Input data:

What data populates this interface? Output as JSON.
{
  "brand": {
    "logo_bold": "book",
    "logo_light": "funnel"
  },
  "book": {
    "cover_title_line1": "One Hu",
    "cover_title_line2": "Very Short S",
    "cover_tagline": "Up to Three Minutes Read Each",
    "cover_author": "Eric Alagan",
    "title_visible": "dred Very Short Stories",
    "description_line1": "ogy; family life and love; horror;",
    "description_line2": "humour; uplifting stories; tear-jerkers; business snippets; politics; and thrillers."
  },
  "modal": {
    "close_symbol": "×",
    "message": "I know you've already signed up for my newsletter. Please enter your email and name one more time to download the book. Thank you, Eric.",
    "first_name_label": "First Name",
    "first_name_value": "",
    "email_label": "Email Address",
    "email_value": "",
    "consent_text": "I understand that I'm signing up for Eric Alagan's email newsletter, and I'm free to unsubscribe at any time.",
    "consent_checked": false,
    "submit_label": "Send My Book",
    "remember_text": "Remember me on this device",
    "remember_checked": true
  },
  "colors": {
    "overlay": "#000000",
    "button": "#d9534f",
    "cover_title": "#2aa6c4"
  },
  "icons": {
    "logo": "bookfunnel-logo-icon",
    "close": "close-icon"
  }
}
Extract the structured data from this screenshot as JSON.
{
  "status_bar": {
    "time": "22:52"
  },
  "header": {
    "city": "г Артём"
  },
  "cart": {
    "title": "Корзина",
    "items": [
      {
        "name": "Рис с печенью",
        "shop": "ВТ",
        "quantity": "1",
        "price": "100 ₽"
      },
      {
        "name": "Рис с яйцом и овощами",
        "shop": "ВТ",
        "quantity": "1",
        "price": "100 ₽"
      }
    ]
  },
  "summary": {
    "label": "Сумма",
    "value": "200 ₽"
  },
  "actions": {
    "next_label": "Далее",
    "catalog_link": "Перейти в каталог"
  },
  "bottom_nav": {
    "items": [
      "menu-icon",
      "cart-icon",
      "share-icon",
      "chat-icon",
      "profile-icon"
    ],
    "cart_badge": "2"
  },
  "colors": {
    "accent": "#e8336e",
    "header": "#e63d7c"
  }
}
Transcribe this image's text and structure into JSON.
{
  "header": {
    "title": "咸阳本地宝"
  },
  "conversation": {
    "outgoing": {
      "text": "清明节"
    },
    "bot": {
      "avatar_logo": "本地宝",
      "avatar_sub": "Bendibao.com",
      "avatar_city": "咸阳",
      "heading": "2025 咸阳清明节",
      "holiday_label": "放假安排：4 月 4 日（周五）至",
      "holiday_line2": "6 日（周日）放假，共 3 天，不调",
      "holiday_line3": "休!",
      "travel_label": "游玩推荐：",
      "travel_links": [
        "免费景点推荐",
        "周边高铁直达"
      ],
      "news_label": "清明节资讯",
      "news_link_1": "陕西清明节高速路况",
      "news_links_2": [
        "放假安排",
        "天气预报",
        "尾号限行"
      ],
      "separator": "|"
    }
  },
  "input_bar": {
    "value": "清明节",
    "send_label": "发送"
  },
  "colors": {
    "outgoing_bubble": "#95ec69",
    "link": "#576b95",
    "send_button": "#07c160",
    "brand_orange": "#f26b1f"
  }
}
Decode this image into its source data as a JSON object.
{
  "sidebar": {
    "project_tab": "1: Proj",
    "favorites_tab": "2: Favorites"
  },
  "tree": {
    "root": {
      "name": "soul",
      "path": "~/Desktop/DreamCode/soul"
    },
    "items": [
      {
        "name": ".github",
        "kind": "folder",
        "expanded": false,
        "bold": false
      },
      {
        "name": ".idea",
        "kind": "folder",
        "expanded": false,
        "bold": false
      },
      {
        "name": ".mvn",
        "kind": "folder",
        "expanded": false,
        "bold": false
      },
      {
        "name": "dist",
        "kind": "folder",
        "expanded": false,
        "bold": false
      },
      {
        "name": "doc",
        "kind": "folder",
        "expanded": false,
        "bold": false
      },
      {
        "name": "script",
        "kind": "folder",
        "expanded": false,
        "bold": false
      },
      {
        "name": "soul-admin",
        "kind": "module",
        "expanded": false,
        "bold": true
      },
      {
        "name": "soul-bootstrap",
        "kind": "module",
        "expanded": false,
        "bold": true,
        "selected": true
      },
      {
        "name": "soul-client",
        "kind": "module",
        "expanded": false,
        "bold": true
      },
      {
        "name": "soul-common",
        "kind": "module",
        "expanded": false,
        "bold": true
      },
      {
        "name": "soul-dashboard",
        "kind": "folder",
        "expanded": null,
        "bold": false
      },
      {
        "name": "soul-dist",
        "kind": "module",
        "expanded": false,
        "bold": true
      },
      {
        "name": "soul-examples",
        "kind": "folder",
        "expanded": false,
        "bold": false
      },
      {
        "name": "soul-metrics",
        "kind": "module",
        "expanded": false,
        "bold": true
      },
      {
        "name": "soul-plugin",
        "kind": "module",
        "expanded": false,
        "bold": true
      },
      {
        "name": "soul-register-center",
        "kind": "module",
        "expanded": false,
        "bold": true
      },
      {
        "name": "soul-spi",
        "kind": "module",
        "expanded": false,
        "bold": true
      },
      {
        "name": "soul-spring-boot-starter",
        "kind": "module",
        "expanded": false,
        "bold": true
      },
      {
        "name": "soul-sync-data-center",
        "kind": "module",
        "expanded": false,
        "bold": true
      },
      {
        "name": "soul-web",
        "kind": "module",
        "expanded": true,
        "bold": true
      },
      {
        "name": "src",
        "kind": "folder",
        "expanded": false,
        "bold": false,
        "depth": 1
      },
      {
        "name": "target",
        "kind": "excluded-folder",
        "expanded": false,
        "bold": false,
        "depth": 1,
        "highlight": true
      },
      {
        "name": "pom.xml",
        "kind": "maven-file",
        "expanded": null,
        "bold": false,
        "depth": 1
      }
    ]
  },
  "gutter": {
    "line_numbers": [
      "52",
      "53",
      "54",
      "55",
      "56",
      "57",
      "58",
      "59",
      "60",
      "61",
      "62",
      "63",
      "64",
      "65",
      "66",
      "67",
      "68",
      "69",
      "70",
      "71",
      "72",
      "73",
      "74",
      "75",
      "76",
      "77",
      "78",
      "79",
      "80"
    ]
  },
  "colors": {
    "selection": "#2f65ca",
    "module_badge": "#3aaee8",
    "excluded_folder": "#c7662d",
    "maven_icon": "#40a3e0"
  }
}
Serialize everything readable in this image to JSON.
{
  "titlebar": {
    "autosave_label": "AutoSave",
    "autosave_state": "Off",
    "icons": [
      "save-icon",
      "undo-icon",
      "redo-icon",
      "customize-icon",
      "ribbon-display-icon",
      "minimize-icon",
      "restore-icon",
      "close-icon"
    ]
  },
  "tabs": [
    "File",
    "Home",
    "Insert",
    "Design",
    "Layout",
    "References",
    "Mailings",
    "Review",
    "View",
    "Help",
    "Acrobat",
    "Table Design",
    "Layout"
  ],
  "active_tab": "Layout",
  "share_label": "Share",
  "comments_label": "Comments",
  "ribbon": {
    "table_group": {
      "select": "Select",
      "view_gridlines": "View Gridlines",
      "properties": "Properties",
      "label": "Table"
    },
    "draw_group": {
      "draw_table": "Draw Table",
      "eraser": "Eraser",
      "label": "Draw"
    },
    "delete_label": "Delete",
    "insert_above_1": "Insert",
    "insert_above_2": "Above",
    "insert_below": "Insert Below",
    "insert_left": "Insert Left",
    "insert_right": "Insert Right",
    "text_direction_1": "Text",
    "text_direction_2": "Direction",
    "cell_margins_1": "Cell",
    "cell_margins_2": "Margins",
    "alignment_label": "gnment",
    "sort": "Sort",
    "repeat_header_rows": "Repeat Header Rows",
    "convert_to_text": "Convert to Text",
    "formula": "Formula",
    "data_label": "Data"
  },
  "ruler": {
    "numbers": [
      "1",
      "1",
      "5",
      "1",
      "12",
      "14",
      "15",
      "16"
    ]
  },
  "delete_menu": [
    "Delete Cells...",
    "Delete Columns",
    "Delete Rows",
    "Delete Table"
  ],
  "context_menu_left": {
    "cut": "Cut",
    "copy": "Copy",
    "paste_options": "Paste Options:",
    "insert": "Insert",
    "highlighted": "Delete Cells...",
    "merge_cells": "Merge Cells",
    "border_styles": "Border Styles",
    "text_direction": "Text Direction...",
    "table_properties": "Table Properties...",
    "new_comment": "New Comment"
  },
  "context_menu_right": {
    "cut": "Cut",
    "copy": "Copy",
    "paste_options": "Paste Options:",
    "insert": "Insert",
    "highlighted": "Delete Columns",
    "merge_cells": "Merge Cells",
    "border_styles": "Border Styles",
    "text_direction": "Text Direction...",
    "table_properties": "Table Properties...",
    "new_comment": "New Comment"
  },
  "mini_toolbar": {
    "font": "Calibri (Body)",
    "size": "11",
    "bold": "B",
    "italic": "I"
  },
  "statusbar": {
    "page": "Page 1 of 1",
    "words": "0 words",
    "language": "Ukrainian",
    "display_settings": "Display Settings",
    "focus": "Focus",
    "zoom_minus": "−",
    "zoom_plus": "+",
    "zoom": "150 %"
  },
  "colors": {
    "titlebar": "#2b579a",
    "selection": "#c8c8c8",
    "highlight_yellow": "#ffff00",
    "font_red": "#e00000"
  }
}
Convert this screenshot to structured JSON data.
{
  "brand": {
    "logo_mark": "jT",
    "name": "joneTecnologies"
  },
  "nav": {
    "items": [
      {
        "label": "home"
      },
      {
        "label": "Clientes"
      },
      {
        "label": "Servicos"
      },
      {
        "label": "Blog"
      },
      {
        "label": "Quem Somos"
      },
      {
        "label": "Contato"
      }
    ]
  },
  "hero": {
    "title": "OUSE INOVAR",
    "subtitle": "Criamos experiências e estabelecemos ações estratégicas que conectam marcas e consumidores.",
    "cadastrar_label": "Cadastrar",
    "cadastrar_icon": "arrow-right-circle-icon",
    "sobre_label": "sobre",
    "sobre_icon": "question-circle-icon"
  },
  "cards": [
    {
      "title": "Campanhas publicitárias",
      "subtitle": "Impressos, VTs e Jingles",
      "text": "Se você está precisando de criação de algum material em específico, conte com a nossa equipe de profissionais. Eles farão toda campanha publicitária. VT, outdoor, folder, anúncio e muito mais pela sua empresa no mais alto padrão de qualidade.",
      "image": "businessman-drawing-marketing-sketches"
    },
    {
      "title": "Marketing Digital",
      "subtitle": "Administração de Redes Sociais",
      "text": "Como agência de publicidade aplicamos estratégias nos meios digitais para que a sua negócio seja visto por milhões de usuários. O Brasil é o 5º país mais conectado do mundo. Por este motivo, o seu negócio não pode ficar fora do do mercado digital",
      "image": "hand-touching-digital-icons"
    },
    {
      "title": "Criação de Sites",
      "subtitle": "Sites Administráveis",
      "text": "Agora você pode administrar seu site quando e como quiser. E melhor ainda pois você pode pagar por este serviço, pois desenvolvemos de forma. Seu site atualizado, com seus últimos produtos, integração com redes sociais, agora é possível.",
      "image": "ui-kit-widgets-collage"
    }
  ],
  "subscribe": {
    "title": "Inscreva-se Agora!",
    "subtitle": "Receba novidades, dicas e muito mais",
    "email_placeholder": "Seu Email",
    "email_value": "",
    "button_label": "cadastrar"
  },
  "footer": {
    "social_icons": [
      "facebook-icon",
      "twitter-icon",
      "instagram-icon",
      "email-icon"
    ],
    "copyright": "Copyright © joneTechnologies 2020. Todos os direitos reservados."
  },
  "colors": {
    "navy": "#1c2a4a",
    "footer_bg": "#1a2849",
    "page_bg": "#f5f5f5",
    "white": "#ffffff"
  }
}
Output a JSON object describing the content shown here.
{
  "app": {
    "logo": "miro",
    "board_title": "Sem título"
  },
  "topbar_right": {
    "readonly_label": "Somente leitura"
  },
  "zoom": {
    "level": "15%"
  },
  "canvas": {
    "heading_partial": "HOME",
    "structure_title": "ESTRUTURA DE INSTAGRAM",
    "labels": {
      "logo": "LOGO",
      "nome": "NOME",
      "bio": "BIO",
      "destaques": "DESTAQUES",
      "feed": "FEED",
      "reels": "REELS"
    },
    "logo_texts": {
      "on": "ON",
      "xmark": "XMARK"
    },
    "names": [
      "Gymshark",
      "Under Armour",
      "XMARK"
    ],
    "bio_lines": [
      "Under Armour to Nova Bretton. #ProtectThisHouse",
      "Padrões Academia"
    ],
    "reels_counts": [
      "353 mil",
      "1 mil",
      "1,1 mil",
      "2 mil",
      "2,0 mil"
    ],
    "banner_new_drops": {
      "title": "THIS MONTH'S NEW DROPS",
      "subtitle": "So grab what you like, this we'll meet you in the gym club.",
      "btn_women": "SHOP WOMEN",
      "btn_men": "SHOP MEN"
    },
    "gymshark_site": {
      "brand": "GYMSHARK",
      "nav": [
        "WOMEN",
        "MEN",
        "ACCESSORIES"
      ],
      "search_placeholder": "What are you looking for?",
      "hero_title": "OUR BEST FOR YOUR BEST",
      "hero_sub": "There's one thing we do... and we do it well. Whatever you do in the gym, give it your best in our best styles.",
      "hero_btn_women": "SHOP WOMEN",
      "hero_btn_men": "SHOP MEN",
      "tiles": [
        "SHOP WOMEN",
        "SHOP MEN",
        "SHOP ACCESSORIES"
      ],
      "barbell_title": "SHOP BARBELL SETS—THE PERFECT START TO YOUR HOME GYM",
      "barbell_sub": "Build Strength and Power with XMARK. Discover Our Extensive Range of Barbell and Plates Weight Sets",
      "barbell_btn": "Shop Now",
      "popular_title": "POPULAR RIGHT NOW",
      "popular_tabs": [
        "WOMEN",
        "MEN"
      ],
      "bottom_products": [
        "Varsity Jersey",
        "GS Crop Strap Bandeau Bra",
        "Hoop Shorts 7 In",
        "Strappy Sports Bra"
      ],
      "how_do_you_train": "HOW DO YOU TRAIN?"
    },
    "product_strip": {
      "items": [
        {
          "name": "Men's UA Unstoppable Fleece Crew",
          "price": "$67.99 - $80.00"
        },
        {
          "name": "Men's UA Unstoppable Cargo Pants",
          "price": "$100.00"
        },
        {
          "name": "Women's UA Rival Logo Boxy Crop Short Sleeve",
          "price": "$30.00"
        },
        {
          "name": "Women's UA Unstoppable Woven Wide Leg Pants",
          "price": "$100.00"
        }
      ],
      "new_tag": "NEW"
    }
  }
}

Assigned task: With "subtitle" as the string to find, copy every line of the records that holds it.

Exercise solution:
    "subtitle": "Criamos experiências e estabelecemos ações estratégicas que conectam marcas e consumidores.",
      "subtitle": "Impressos, VTs e Jingles",
      "subtitle": "Administração de Redes Sociais",
      "subtitle": "Sites Administráveis",
    "subtitle": "Receba novidades, dicas e muito mais",
      "subtitle": "So grab what you like, this we'll meet you in the gym club.",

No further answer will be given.